■ PROBLEM TO WORK ON
Search the lines of the records for the word "title", and copy every line that has it.

■ EXTRACTED RECORDS
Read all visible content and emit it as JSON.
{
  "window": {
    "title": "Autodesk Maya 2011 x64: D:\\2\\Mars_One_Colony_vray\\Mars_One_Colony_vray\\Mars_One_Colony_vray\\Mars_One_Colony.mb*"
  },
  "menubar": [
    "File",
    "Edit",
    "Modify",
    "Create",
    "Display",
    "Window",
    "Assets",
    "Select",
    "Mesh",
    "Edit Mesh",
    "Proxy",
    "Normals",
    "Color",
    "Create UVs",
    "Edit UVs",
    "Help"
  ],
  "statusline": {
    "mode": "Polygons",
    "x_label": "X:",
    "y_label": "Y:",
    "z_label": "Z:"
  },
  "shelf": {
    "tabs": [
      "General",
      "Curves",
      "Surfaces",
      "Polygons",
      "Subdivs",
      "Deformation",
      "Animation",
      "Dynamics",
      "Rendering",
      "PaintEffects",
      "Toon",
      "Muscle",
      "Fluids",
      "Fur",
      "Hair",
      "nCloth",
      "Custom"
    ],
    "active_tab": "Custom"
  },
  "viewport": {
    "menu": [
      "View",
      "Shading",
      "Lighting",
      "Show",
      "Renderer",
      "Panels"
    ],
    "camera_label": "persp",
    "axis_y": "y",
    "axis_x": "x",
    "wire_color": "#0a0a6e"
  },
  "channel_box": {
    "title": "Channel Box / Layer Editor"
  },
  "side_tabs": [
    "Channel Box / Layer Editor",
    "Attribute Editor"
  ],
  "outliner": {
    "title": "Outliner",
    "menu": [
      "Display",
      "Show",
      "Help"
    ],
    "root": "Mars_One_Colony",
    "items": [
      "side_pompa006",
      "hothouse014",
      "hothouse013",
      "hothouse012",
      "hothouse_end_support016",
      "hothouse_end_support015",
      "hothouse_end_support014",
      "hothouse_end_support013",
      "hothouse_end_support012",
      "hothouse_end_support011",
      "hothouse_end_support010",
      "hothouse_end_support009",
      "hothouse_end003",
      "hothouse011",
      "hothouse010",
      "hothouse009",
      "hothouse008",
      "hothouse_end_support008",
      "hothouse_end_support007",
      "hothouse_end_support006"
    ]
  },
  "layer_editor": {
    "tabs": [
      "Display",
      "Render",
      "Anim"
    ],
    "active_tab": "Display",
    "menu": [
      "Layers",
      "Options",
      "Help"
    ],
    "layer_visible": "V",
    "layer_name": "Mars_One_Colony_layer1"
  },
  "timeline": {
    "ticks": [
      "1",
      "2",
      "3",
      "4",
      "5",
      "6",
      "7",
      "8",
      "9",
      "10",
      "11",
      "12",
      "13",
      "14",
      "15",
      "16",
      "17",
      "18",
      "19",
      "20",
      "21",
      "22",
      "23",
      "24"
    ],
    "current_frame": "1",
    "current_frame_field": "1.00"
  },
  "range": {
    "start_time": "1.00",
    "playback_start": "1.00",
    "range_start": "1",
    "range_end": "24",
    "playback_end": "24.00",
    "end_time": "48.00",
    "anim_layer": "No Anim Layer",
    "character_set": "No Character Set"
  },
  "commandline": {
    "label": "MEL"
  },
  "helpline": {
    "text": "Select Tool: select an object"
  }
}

■ WRITTEN RESPONSE
    "title": "Autodesk Maya 2011 x64: D:\\2\\Mars_One_Colony_vray\\Mars_One_Colony_vray\\Mars_One_Colony_vray\\Mars_One_Colony.mb*"
    "title": "Channel Box / Layer Editor"
    "title": "Outliner",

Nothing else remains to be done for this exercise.